Bank Of America Suspending Accounts After Questioning Customers’ Legal Status

In recent months, Bank of America has been accused of freezing or threatening to freeze customers’ accounts after asking about their legal status in the U.S.. In July, the Washington Post reported that multiple customers had been locked out of their accounts after Bank of America questioned whether the account holders were U.S. citizens or dual citizens.
Proof of citizenship is not required to open a bank account in the U.S., according to Stephanie Collins, a spokesperson for the Office of the Comptroller of the Currency, the federal agency that supervises branch banking. Banks are merely required to identify and report suspicious transactions and maintain and update customer information, she said. Banks have not received any new instructions to collect more information about customers.

In response, Bank of America spokesperson Carla Molina said she could not comment on specific cases. But she said there had been no change in how Bank of America collects information from customers, including citizenship, in at least a decade. The bank attempts to contact customers before the change the status of their bank accounts, she said.

“There’s nothing new,” Molina said.

Paulina Gonzalez, executive director of the California Reinvestment Coalition, told the Herald she disagrees.

“We work with consumer groups and financial counselors in immigrant communities across [California] and the country,” she said in an email. “This is new. We have Bank of America customers who we’ve spoken to who have never been asked this before last year. If they have this asked of them before they can show us proof.”

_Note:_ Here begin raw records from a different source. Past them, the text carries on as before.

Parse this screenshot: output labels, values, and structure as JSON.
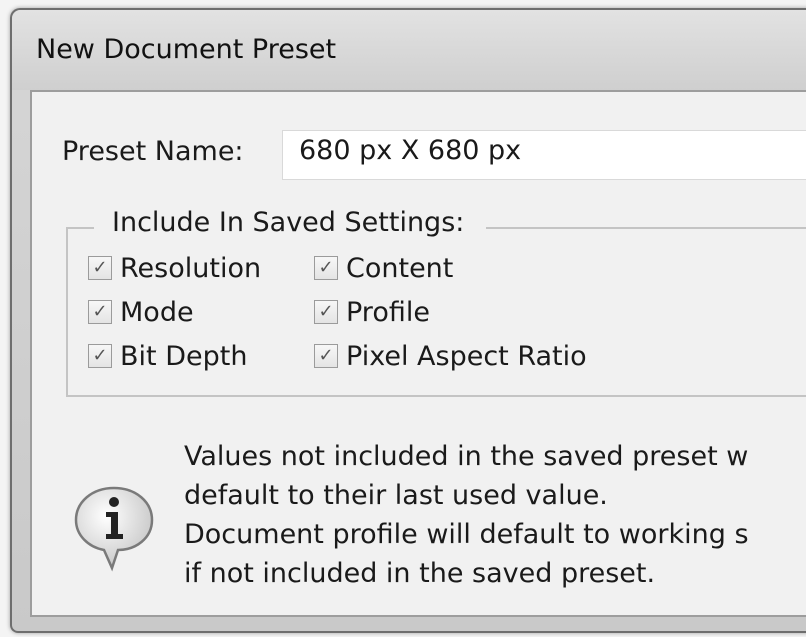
{
  "dialog": {
    "title": "New Document Preset",
    "preset_name_label": "Preset Name:",
    "preset_name_value": "680 px X 680 px",
    "group_label": "Include In Saved Settings:",
    "checkboxes": [
      {
        "label": "Resolution",
        "checked": true
      },
      {
        "label": "Content",
        "checked": true
      },
      {
        "label": "Mode",
        "checked": true
      },
      {
        "label": "Profile",
        "checked": true
      },
      {
        "label": "Bit Depth",
        "checked": true
      },
      {
        "label": "Pixel Aspect Ratio",
        "checked": true
      }
    ],
    "info_icon": "info-icon",
    "info_lines": [
      "Values not included in the saved preset w",
      "default to their last used value.",
      "Document profile will default to working s",
      "if not included in the saved preset."
    ],
    "check_glyph": "✓"
  }
}
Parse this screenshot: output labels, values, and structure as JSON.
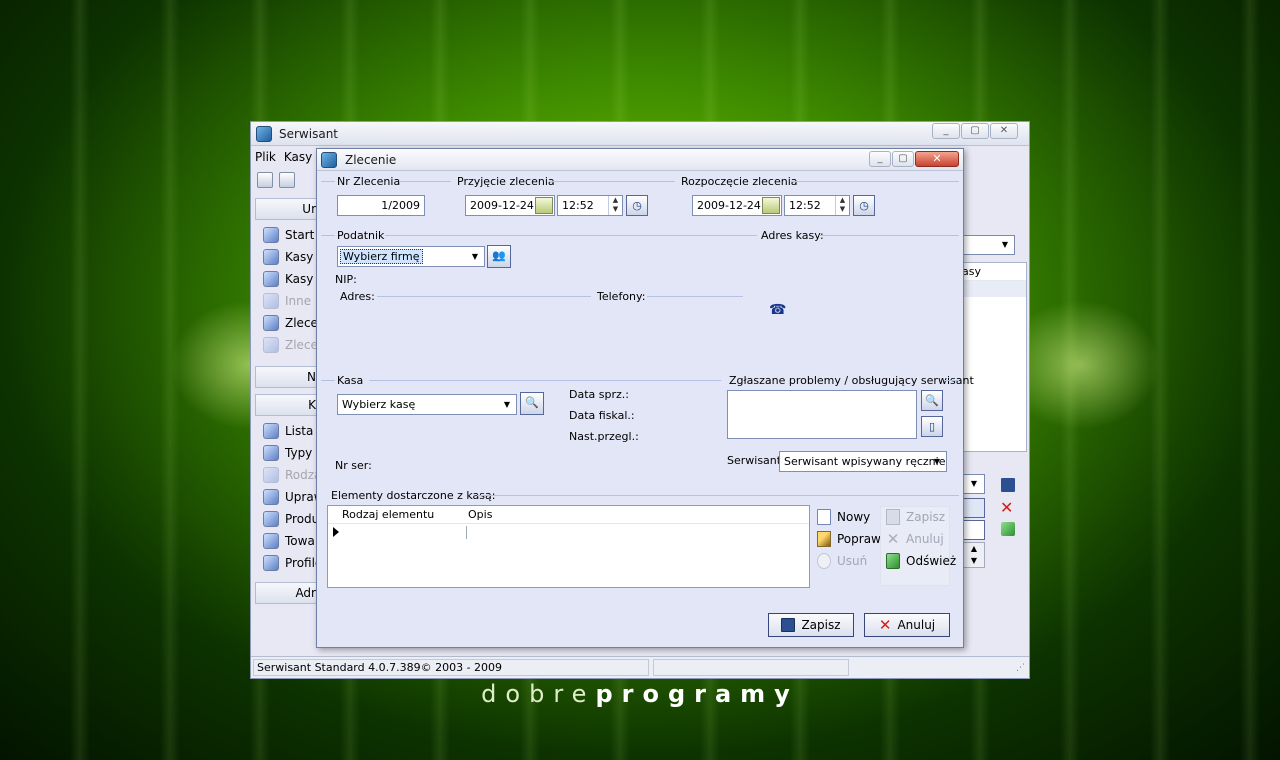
{
  "main_window": {
    "title": "Serwisant",
    "menu": [
      "Plik",
      "Kasy"
    ],
    "nav": {
      "group1_head": "Ur",
      "group1_items": [
        {
          "label": "Start",
          "enabled": true
        },
        {
          "label": "Kasy",
          "enabled": true
        },
        {
          "label": "Kasy u",
          "enabled": true
        },
        {
          "label": "Inne u",
          "enabled": false
        },
        {
          "label": "Zlece",
          "enabled": true
        },
        {
          "label": "Zlece",
          "enabled": false
        }
      ],
      "group2_head": "N",
      "group3_head": "K",
      "group3_items": [
        {
          "label": "Lista F",
          "enabled": true
        },
        {
          "label": "Typy k",
          "enabled": true
        },
        {
          "label": "Rodza",
          "enabled": false
        },
        {
          "label": "Upraw",
          "enabled": true
        },
        {
          "label": "Produ",
          "enabled": true
        },
        {
          "label": "Towa",
          "enabled": true
        },
        {
          "label": "Profile",
          "enabled": true
        }
      ],
      "group4_head": "Adr"
    },
    "right_combo_value": "I",
    "right_list_header": "asy",
    "status_text": "Serwisant Standard 4.0.7.389© 2003 - 2009"
  },
  "dialog": {
    "title": "Zlecenie",
    "nr_zlecenia": {
      "label": "Nr Zlecenia",
      "value": "1/2009"
    },
    "przyjecie": {
      "label": "Przyjęcie zlecenia",
      "date": "2009-12-24",
      "time": "12:52"
    },
    "rozpoczecie": {
      "label": "Rozpoczęcie zlecenia",
      "date": "2009-12-24",
      "time": "12:52"
    },
    "podatnik": {
      "label": "Podatnik",
      "value": "Wybierz firmę"
    },
    "adres_kasy_label": "Adres kasy:",
    "nip_label": "NIP:",
    "adres_label": "Adres:",
    "telefony_label": "Telefony:",
    "kasa": {
      "label": "Kasa",
      "value": "Wybierz kasę"
    },
    "data_sprz_label": "Data sprz.:",
    "data_fiskal_label": "Data fiskal.:",
    "nast_przegl_label": "Nast.przegl.:",
    "nr_ser_label": "Nr ser:",
    "problemy_label": "Zgłaszane problemy / obsługujący serwisant",
    "serwisant": {
      "label": "Serwisant:",
      "value": "Serwisant wpisywany ręcznie"
    },
    "elementy_label": "Elementy dostarczone z kasą:",
    "grid": {
      "columns": [
        "Rodzaj elementu",
        "Opis"
      ]
    },
    "grid_buttons": {
      "nowy": "Nowy",
      "popraw": "Popraw",
      "usun": "Usuń"
    },
    "panel_buttons": {
      "zapisz": "Zapisz",
      "anuluj": "Anuluj",
      "odswiez": "Odśwież"
    },
    "footer": {
      "zapisz": "Zapisz",
      "anuluj": "Anuluj"
    }
  },
  "branding": {
    "logo_light": "dobre",
    "logo_bold": "programy"
  }
}
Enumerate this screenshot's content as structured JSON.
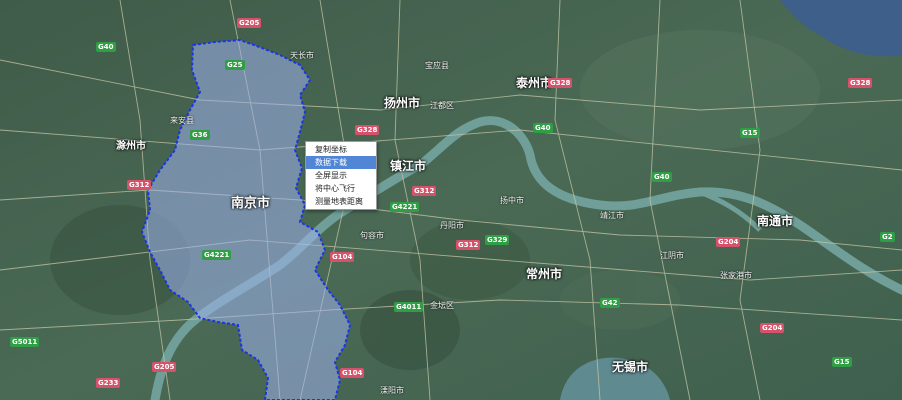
{
  "cities": [
    {
      "label": "南京市"
    },
    {
      "label": "扬州市"
    },
    {
      "label": "泰州市"
    },
    {
      "label": "镇江市"
    },
    {
      "label": "常州市"
    },
    {
      "label": "南通市"
    },
    {
      "label": "无锡市"
    },
    {
      "label": "滁州市"
    }
  ],
  "towns": [
    {
      "label": "宝应县"
    },
    {
      "label": "江都区"
    },
    {
      "label": "扬中市"
    },
    {
      "label": "丹阳市"
    },
    {
      "label": "金坛区"
    },
    {
      "label": "溧阳市"
    },
    {
      "label": "江阴市"
    },
    {
      "label": "张家港市"
    },
    {
      "label": "靖江市"
    },
    {
      "label": "来安县"
    },
    {
      "label": "天长市"
    },
    {
      "label": "句容市"
    }
  ],
  "road_labels": {
    "g40": "G40",
    "g42": "G42",
    "g2": "G2",
    "g15": "G15",
    "g25": "G25",
    "g36": "G36",
    "g104": "G104",
    "g4011": "G4011",
    "g5011": "G5011",
    "g328": "G328",
    "g205": "G205",
    "g312": "G312",
    "g204": "G204",
    "g233": "G233",
    "g329": "G329",
    "g4221": "G4221",
    "g4221b": "G4221"
  },
  "context_menu": {
    "items": [
      "复制坐标",
      "数据下载",
      "全屏显示",
      "将中心飞行",
      "测量地表距离"
    ],
    "active_index": 1
  },
  "colors": {
    "boundary": "#1a34e6",
    "region_fill": "#9fb3ee",
    "river": "#6f9f98",
    "national_road": "#2f9e44",
    "provincial_road": "#d6526b"
  }
}
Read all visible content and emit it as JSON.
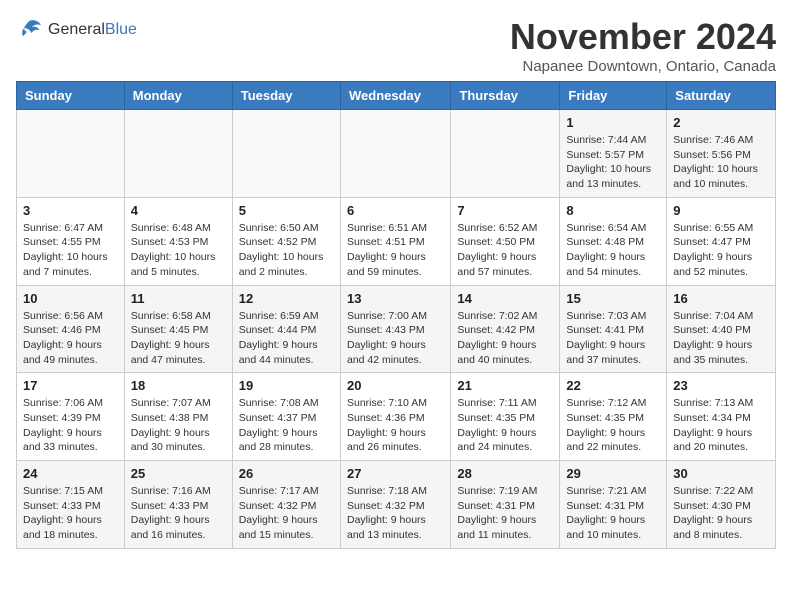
{
  "header": {
    "logo_general": "General",
    "logo_blue": "Blue",
    "month_title": "November 2024",
    "subtitle": "Napanee Downtown, Ontario, Canada"
  },
  "weekdays": [
    "Sunday",
    "Monday",
    "Tuesday",
    "Wednesday",
    "Thursday",
    "Friday",
    "Saturday"
  ],
  "weeks": [
    [
      {
        "day": "",
        "info": ""
      },
      {
        "day": "",
        "info": ""
      },
      {
        "day": "",
        "info": ""
      },
      {
        "day": "",
        "info": ""
      },
      {
        "day": "",
        "info": ""
      },
      {
        "day": "1",
        "info": "Sunrise: 7:44 AM\nSunset: 5:57 PM\nDaylight: 10 hours and 13 minutes."
      },
      {
        "day": "2",
        "info": "Sunrise: 7:46 AM\nSunset: 5:56 PM\nDaylight: 10 hours and 10 minutes."
      }
    ],
    [
      {
        "day": "3",
        "info": "Sunrise: 6:47 AM\nSunset: 4:55 PM\nDaylight: 10 hours and 7 minutes."
      },
      {
        "day": "4",
        "info": "Sunrise: 6:48 AM\nSunset: 4:53 PM\nDaylight: 10 hours and 5 minutes."
      },
      {
        "day": "5",
        "info": "Sunrise: 6:50 AM\nSunset: 4:52 PM\nDaylight: 10 hours and 2 minutes."
      },
      {
        "day": "6",
        "info": "Sunrise: 6:51 AM\nSunset: 4:51 PM\nDaylight: 9 hours and 59 minutes."
      },
      {
        "day": "7",
        "info": "Sunrise: 6:52 AM\nSunset: 4:50 PM\nDaylight: 9 hours and 57 minutes."
      },
      {
        "day": "8",
        "info": "Sunrise: 6:54 AM\nSunset: 4:48 PM\nDaylight: 9 hours and 54 minutes."
      },
      {
        "day": "9",
        "info": "Sunrise: 6:55 AM\nSunset: 4:47 PM\nDaylight: 9 hours and 52 minutes."
      }
    ],
    [
      {
        "day": "10",
        "info": "Sunrise: 6:56 AM\nSunset: 4:46 PM\nDaylight: 9 hours and 49 minutes."
      },
      {
        "day": "11",
        "info": "Sunrise: 6:58 AM\nSunset: 4:45 PM\nDaylight: 9 hours and 47 minutes."
      },
      {
        "day": "12",
        "info": "Sunrise: 6:59 AM\nSunset: 4:44 PM\nDaylight: 9 hours and 44 minutes."
      },
      {
        "day": "13",
        "info": "Sunrise: 7:00 AM\nSunset: 4:43 PM\nDaylight: 9 hours and 42 minutes."
      },
      {
        "day": "14",
        "info": "Sunrise: 7:02 AM\nSunset: 4:42 PM\nDaylight: 9 hours and 40 minutes."
      },
      {
        "day": "15",
        "info": "Sunrise: 7:03 AM\nSunset: 4:41 PM\nDaylight: 9 hours and 37 minutes."
      },
      {
        "day": "16",
        "info": "Sunrise: 7:04 AM\nSunset: 4:40 PM\nDaylight: 9 hours and 35 minutes."
      }
    ],
    [
      {
        "day": "17",
        "info": "Sunrise: 7:06 AM\nSunset: 4:39 PM\nDaylight: 9 hours and 33 minutes."
      },
      {
        "day": "18",
        "info": "Sunrise: 7:07 AM\nSunset: 4:38 PM\nDaylight: 9 hours and 30 minutes."
      },
      {
        "day": "19",
        "info": "Sunrise: 7:08 AM\nSunset: 4:37 PM\nDaylight: 9 hours and 28 minutes."
      },
      {
        "day": "20",
        "info": "Sunrise: 7:10 AM\nSunset: 4:36 PM\nDaylight: 9 hours and 26 minutes."
      },
      {
        "day": "21",
        "info": "Sunrise: 7:11 AM\nSunset: 4:35 PM\nDaylight: 9 hours and 24 minutes."
      },
      {
        "day": "22",
        "info": "Sunrise: 7:12 AM\nSunset: 4:35 PM\nDaylight: 9 hours and 22 minutes."
      },
      {
        "day": "23",
        "info": "Sunrise: 7:13 AM\nSunset: 4:34 PM\nDaylight: 9 hours and 20 minutes."
      }
    ],
    [
      {
        "day": "24",
        "info": "Sunrise: 7:15 AM\nSunset: 4:33 PM\nDaylight: 9 hours and 18 minutes."
      },
      {
        "day": "25",
        "info": "Sunrise: 7:16 AM\nSunset: 4:33 PM\nDaylight: 9 hours and 16 minutes."
      },
      {
        "day": "26",
        "info": "Sunrise: 7:17 AM\nSunset: 4:32 PM\nDaylight: 9 hours and 15 minutes."
      },
      {
        "day": "27",
        "info": "Sunrise: 7:18 AM\nSunset: 4:32 PM\nDaylight: 9 hours and 13 minutes."
      },
      {
        "day": "28",
        "info": "Sunrise: 7:19 AM\nSunset: 4:31 PM\nDaylight: 9 hours and 11 minutes."
      },
      {
        "day": "29",
        "info": "Sunrise: 7:21 AM\nSunset: 4:31 PM\nDaylight: 9 hours and 10 minutes."
      },
      {
        "day": "30",
        "info": "Sunrise: 7:22 AM\nSunset: 4:30 PM\nDaylight: 9 hours and 8 minutes."
      }
    ]
  ]
}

In recent months, her group has received several complaints about being asked for proof of citizenship; almost all have come from Bank of America customers, she said. An article in American Banker magazine also highlighted Bank of America as the one institution specifically facing backlash for its policies.

Read more here.